RECORDS FOR PROCESSING section start
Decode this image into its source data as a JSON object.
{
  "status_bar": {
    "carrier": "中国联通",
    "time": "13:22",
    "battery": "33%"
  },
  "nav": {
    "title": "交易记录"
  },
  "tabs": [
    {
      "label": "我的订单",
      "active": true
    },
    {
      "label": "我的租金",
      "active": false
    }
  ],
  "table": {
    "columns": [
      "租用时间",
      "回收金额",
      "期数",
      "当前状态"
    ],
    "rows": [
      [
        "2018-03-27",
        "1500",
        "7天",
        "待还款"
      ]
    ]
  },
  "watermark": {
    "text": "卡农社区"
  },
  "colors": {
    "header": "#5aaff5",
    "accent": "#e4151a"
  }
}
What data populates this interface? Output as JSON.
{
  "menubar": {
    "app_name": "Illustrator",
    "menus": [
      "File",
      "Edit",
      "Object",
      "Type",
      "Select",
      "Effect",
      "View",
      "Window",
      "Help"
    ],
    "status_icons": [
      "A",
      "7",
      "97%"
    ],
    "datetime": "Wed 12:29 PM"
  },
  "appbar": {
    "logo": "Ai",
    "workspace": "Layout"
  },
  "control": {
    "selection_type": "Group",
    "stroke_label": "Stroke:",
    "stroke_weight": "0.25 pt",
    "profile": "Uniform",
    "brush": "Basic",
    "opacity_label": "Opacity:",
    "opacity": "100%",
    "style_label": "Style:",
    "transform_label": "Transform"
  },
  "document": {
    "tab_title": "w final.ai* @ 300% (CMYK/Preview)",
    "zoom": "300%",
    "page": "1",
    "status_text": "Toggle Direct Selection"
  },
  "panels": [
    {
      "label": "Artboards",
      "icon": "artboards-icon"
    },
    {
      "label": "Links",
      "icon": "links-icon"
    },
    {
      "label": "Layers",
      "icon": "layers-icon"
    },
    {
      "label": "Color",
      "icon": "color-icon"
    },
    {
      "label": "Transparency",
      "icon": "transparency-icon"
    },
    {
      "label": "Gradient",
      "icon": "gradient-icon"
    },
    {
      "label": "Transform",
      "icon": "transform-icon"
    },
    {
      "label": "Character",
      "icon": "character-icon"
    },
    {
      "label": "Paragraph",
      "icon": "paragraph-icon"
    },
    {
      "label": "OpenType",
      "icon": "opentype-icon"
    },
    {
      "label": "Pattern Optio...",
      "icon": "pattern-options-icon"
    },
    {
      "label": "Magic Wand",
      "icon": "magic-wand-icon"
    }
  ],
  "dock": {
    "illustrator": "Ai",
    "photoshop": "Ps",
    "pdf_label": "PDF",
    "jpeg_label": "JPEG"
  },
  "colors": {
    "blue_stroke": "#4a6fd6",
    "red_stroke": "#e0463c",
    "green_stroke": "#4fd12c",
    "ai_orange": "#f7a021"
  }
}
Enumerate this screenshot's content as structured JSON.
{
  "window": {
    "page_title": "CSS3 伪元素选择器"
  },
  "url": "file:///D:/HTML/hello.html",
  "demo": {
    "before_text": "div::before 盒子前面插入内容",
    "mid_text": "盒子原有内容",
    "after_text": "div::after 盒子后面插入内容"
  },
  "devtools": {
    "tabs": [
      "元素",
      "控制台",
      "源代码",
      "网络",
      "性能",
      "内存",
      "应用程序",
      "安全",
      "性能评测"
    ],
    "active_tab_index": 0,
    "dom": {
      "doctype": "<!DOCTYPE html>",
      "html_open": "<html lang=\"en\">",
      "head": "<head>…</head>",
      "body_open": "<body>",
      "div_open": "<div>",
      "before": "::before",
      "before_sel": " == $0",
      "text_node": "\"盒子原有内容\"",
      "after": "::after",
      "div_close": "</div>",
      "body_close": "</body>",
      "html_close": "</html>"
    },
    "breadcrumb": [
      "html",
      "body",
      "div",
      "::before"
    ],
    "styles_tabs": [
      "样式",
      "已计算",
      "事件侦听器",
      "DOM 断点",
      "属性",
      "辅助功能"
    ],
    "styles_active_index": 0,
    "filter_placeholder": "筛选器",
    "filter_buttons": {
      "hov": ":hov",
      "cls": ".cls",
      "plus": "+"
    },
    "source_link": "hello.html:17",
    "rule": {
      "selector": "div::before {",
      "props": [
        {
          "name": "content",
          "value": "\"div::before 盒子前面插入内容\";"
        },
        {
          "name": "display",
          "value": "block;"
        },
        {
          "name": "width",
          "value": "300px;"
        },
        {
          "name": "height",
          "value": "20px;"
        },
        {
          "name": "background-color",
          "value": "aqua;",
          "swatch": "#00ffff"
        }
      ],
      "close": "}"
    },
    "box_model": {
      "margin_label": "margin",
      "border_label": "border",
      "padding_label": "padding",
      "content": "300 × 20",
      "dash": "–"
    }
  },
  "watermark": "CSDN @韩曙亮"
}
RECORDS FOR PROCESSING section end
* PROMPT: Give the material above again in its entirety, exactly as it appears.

* OUTPUT BELOW:
Decode this image into its source data as a JSON object.
{
  "status_bar": {
    "carrier": "中国联通",
    "time": "13:22",
    "battery": "33%"
  },
  "nav": {
    "title": "交易记录"
  },
  "tabs": [
    {
      "label": "我的订单",
      "active": true
    },
    {
      "label": "我的租金",
      "active": false
    }
  ],
  "table": {
    "columns": [
      "租用时间",
      "回收金额",
      "期数",
      "当前状态"
    ],
    "rows": [
      [
        "2018-03-27",
        "1500",
        "7天",
        "待还款"
      ]
    ]
  },
  "watermark": {
    "text": "卡农社区"
  },
  "colors": {
    "header": "#5aaff5",
    "accent": "#e4151a"
  }
}
What data populates this interface? Output as JSON.
{
  "menubar": {
    "app_name": "Illustrator",
    "menus": [
      "File",
      "Edit",
      "Object",
      "Type",
      "Select",
      "Effect",
      "View",
      "Window",
      "Help"
    ],
    "status_icons": [
      "A",
      "7",
      "97%"
    ],
    "datetime": "Wed 12:29 PM"
  },
  "appbar": {
    "logo": "Ai",
    "workspace": "Layout"
  },
  "control": {
    "selection_type": "Group",
    "stroke_label": "Stroke:",
    "stroke_weight": "0.25 pt",
    "profile": "Uniform",
    "brush": "Basic",
    "opacity_label": "Opacity:",
    "opacity": "100%",
    "style_label": "Style:",
    "transform_label": "Transform"
  },
  "document": {
    "tab_title": "w final.ai* @ 300% (CMYK/Preview)",
    "zoom": "300%",
    "page": "1",
    "status_text": "Toggle Direct Selection"
  },
  "panels": [
    {
      "label": "Artboards",
      "icon": "artboards-icon"
    },
    {
      "label": "Links",
      "icon": "links-icon"
    },
    {
      "label": "Layers",
      "icon": "layers-icon"
    },
    {
      "label": "Color",
      "icon": "color-icon"
    },
    {
      "label": "Transparency",
      "icon": "transparency-icon"
    },
    {
      "label": "Gradient",
      "icon": "gradient-icon"
    },
    {
      "label": "Transform",
      "icon": "transform-icon"
    },
    {
      "label": "Character",
      "icon": "character-icon"
    },
    {
      "label": "Paragraph",
      "icon": "paragraph-icon"
    },
    {
      "label": "OpenType",
      "icon": "opentype-icon"
    },
    {
      "label": "Pattern Optio...",
      "icon": "pattern-options-icon"
    },
    {
      "label": "Magic Wand",
      "icon": "magic-wand-icon"
    }
  ],
  "dock": {
    "illustrator": "Ai",
    "photoshop": "Ps",
    "pdf_label": "PDF",
    "jpeg_label": "JPEG"
  },
  "colors": {
    "blue_stroke": "#4a6fd6",
    "red_stroke": "#e0463c",
    "green_stroke": "#4fd12c",
    "ai_orange": "#f7a021"
  }
}
Enumerate this screenshot's content as structured JSON.
{
  "window": {
    "page_title": "CSS3 伪元素选择器"
  },
  "url": "file:///D:/HTML/hello.html",
  "demo": {
    "before_text": "div::before 盒子前面插入内容",
    "mid_text": "盒子原有内容",
    "after_text": "div::after 盒子后面插入内容"
  },
  "devtools": {
    "tabs": [
      "元素",
      "控制台",
      "源代码",
      "网络",
      "性能",
      "内存",
      "应用程序",
      "安全",
      "性能评测"
    ],
    "active_tab_index": 0,
    "dom": {
      "doctype": "<!DOCTYPE html>",
      "html_open": "<html lang=\"en\">",
      "head": "<head>…</head>",
      "body_open": "<body>",
      "div_open": "<div>",
      "before": "::before",
      "before_sel": " == $0",
      "text_node": "\"盒子原有内容\"",
      "after": "::after",
      "div_close": "</div>",
      "body_close": "</body>",
      "html_close": "</html>"
    },
    "breadcrumb": [
      "html",
      "body",
      "div",
      "::before"
    ],
    "styles_tabs": [
      "样式",
      "已计算",
      "事件侦听器",
      "DOM 断点",
      "属性",
      "辅助功能"
    ],
    "styles_active_index": 0,
    "filter_placeholder": "筛选器",
    "filter_buttons": {
      "hov": ":hov",
      "cls": ".cls",
      "plus": "+"
    },
    "source_link": "hello.html:17",
    "rule": {
      "selector": "div::before {",
      "props": [
        {
          "name": "content",
          "value": "\"div::before 盒子前面插入内容\";"
        },
        {
          "name": "display",
          "value": "block;"
        },
        {
          "name": "width",
          "value": "300px;"
        },
        {
          "name": "height",
          "value": "20px;"
        },
        {
          "name": "background-color",
          "value": "aqua;",
          "swatch": "#00ffff"
        }
      ],
      "close": "}"
    },
    "box_model": {
      "margin_label": "margin",
      "border_label": "border",
      "padding_label": "padding",
      "content": "300 × 20",
      "dash": "–"
    }
  },
  "watermark": "CSDN @韩曙亮"
}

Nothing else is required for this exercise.